Pick out and copy every line below that has the word "muha".

## Records for this task

....................

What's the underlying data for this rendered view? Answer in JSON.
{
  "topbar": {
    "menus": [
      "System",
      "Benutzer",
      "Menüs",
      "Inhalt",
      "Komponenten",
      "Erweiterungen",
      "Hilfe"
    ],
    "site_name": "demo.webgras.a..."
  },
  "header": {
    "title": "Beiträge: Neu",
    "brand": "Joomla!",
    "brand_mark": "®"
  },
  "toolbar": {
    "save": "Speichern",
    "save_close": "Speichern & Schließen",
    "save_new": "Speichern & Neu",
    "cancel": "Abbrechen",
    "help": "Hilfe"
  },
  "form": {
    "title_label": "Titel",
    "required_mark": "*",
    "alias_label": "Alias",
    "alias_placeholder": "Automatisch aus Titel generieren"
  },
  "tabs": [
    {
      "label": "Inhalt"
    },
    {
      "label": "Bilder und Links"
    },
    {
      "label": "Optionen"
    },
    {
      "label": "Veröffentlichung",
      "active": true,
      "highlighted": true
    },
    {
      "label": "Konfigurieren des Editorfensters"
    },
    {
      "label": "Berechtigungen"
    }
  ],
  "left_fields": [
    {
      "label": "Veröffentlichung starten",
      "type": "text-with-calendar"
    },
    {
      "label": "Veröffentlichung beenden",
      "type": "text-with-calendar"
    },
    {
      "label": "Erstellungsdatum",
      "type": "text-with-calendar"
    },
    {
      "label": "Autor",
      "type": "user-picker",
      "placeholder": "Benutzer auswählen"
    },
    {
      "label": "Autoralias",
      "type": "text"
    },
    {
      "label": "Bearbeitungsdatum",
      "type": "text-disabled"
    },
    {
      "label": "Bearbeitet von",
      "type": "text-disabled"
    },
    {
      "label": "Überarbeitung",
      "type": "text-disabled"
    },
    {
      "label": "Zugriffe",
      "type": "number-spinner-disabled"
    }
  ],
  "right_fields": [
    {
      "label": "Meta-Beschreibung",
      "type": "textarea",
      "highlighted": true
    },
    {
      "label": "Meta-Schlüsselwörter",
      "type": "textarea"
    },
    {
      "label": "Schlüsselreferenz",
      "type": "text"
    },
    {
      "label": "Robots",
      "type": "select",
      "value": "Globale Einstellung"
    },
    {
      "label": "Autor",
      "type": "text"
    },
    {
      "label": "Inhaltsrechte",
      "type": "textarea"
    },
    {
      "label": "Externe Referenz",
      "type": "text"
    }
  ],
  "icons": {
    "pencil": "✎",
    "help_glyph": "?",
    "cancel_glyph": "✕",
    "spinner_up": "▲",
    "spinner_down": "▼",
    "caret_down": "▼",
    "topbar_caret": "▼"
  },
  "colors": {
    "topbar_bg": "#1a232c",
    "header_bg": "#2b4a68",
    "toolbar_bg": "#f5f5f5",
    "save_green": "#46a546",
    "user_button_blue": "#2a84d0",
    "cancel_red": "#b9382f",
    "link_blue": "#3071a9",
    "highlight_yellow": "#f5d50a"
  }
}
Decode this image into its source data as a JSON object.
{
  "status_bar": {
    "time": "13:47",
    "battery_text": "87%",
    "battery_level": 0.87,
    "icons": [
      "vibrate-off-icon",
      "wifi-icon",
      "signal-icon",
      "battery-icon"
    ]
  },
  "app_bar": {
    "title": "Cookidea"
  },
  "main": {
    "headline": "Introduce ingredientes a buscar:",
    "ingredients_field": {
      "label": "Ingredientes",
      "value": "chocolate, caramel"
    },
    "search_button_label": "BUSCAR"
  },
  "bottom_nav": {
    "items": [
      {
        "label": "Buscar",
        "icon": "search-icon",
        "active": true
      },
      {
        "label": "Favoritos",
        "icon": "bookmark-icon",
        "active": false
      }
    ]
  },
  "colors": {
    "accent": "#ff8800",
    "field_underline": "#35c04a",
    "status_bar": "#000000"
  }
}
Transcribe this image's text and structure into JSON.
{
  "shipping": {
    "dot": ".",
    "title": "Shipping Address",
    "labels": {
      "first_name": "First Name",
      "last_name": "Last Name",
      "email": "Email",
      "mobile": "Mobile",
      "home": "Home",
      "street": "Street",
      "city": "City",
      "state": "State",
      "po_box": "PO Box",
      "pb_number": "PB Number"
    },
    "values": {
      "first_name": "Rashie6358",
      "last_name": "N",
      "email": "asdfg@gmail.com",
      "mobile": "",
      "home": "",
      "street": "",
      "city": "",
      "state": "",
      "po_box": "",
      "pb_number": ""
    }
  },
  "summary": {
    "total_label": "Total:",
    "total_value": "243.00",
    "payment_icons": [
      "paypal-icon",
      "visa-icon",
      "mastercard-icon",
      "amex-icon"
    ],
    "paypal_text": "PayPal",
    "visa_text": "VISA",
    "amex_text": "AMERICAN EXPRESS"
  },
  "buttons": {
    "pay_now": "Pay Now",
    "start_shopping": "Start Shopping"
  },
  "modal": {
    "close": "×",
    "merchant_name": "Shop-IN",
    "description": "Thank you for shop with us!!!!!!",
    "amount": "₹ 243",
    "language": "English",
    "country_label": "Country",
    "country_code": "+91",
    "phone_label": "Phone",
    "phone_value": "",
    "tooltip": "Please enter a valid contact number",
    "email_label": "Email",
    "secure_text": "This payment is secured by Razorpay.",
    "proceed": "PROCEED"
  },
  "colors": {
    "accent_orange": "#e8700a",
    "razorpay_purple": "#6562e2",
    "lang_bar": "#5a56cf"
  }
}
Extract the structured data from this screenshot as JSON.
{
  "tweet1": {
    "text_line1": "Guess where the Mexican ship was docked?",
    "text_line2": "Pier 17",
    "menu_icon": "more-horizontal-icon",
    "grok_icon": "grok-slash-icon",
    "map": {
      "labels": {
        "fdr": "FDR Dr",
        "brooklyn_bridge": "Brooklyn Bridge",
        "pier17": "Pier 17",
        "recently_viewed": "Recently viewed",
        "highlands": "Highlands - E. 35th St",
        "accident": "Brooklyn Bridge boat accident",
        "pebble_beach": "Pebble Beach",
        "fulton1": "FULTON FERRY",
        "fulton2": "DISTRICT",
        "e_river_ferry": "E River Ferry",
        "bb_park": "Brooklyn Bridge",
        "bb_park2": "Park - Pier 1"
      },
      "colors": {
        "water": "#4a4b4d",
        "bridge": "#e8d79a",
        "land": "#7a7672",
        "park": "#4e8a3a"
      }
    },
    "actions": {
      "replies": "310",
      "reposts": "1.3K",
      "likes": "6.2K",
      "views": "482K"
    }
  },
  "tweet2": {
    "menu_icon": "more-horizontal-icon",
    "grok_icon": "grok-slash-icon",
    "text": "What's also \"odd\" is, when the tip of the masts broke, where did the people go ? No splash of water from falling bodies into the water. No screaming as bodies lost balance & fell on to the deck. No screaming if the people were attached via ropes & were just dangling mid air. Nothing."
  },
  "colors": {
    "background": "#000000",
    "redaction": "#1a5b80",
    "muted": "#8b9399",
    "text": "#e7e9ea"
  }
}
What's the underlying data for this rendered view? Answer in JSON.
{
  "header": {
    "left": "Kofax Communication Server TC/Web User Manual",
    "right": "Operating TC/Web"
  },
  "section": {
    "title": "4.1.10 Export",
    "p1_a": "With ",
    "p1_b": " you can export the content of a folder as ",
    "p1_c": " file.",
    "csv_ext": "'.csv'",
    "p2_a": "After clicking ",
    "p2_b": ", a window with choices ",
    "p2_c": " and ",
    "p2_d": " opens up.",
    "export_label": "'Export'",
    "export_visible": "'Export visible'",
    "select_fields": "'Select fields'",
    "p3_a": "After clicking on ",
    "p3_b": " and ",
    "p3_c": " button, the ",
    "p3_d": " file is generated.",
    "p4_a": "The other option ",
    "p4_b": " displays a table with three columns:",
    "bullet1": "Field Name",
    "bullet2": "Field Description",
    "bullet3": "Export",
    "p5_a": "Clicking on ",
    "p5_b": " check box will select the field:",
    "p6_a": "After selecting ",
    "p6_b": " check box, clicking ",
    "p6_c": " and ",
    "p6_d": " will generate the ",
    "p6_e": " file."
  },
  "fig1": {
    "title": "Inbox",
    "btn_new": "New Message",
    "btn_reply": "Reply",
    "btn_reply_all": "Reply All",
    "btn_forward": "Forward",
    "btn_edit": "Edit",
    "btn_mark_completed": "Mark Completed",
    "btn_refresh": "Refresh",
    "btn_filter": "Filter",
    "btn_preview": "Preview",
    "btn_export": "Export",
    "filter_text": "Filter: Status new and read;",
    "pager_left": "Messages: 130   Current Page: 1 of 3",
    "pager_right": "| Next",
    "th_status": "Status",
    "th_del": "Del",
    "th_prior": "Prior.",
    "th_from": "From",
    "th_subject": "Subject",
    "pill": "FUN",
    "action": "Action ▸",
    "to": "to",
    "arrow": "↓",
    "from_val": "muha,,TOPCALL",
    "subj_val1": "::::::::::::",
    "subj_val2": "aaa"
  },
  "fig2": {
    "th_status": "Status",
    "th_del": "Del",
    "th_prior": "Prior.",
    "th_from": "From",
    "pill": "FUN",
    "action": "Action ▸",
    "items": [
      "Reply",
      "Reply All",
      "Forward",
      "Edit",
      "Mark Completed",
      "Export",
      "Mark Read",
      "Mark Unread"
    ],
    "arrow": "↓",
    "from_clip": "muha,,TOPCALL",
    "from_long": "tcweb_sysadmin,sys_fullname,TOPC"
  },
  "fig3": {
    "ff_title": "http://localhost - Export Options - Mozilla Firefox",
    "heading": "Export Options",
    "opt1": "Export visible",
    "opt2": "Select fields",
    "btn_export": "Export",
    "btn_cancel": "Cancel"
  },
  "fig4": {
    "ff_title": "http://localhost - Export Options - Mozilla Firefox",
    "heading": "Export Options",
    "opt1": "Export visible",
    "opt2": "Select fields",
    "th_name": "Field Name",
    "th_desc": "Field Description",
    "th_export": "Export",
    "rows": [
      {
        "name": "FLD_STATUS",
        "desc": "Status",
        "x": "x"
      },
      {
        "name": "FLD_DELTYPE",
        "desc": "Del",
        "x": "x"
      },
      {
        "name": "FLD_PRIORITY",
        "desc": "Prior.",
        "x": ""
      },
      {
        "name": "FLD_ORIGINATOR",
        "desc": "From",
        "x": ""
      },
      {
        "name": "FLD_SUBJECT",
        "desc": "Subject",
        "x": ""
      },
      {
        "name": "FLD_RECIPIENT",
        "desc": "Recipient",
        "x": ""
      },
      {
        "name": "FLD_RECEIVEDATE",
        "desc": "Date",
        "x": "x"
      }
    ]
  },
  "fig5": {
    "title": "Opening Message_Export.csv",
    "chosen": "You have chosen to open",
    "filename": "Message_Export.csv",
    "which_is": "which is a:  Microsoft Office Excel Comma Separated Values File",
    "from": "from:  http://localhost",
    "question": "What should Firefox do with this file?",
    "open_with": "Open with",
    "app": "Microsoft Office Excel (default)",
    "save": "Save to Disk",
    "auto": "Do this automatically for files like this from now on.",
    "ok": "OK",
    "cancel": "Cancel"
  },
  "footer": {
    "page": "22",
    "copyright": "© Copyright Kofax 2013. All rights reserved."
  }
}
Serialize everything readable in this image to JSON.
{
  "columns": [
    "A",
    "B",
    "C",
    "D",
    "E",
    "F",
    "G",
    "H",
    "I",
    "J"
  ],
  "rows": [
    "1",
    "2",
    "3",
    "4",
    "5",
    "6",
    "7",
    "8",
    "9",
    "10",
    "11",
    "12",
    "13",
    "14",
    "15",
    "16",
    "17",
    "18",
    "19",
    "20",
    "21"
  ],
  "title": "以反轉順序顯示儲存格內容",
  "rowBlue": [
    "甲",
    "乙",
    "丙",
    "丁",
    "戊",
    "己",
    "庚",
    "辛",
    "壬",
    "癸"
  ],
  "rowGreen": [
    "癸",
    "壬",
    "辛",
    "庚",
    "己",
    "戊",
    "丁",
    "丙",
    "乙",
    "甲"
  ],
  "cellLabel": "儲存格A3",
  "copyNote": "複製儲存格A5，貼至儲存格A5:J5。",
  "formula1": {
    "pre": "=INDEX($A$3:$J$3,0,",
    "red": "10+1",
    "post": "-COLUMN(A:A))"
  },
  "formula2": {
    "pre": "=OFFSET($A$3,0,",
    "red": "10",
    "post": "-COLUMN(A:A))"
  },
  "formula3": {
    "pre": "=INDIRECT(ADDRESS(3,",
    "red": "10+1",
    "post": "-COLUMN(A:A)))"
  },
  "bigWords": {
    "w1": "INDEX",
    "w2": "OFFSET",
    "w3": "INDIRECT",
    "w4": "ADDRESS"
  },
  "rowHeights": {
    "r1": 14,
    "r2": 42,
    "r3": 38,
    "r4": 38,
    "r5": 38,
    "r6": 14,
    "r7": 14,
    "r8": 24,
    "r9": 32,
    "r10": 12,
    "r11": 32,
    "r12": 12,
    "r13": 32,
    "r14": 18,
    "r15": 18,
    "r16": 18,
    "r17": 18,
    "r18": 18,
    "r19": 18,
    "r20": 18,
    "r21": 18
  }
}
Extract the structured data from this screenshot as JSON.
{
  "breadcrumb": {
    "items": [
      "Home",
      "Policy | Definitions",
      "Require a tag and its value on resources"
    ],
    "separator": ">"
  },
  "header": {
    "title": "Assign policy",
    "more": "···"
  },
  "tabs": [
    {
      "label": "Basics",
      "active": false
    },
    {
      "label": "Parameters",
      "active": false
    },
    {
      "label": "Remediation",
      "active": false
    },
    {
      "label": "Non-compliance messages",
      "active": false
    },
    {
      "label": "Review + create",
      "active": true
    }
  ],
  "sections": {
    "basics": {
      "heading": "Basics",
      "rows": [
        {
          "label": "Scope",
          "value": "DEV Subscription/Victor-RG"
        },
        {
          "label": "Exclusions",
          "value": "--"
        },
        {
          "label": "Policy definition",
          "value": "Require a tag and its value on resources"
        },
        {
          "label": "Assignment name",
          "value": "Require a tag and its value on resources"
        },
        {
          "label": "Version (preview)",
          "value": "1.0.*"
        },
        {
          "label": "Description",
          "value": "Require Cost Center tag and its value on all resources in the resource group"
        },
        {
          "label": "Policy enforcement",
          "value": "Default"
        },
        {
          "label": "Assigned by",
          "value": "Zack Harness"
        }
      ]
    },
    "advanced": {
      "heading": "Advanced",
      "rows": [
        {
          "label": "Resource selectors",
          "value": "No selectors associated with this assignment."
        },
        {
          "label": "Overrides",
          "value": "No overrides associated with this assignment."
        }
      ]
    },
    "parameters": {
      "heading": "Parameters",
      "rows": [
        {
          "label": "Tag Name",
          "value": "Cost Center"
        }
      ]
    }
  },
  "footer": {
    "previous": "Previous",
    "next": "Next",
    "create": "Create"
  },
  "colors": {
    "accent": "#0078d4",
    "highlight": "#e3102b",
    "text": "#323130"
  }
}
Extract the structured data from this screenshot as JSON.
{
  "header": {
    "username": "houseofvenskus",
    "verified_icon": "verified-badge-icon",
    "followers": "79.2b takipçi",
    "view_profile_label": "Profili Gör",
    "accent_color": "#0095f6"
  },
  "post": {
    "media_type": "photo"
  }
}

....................

## Task solution
    "from_val": "muha,,TOPCALL",
    "from_clip": "muha,,TOPCALL",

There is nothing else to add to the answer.